App and web page records
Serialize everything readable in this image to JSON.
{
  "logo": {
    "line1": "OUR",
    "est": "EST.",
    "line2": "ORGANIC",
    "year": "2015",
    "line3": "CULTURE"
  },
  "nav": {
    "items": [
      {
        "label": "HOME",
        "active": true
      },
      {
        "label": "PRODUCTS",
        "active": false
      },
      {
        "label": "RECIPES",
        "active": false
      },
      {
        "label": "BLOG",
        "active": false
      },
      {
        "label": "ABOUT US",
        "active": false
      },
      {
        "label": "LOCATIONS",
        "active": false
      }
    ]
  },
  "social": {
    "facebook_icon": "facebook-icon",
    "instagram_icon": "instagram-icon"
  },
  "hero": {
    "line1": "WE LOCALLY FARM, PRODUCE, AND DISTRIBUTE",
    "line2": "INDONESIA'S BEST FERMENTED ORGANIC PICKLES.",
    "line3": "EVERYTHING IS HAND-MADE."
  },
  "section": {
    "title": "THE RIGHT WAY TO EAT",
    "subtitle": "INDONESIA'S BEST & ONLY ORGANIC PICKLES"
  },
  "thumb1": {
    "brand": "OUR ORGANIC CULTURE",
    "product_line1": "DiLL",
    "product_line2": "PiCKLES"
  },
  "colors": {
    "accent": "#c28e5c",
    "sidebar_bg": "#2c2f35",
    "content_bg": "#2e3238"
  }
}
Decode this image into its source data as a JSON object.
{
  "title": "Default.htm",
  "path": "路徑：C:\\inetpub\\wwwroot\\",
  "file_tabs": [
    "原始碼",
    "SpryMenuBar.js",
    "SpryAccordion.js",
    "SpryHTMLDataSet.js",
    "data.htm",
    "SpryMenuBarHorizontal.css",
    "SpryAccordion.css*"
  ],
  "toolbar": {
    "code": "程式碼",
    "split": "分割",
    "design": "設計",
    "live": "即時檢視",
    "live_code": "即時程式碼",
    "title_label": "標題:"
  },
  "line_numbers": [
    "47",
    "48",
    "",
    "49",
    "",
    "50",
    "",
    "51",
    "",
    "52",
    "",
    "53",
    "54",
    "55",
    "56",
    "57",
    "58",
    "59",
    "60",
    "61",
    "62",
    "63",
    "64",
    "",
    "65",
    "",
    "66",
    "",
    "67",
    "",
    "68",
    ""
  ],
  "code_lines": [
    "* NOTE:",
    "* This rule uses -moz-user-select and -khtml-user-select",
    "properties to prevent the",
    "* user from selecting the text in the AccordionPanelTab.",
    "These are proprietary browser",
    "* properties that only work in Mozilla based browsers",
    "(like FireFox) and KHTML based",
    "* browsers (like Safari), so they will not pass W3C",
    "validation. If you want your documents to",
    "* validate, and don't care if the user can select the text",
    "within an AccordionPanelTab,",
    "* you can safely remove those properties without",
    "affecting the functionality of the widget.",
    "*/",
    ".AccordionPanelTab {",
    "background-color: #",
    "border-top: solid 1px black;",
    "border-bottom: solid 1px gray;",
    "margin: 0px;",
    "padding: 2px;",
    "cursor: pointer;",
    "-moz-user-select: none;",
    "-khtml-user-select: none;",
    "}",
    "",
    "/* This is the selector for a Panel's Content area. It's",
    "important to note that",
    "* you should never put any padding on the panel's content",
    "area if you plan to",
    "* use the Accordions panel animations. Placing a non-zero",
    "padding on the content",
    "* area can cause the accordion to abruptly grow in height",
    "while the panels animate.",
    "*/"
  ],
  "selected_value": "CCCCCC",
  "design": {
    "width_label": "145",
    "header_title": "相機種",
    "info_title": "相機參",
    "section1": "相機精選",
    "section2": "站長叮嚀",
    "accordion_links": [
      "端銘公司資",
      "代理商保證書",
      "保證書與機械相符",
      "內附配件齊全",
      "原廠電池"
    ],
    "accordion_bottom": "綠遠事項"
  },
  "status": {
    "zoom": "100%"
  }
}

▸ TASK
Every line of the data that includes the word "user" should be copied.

▸ PROBLEM SOLUTION
    "* This rule uses -moz-user-select and -khtml-user-select",
    "* user from selecting the text in the AccordionPanelTab.",
    "* validate, and don't care if the user can select the text",
    "-moz-user-select: none;",
    "-khtml-user-select: none;",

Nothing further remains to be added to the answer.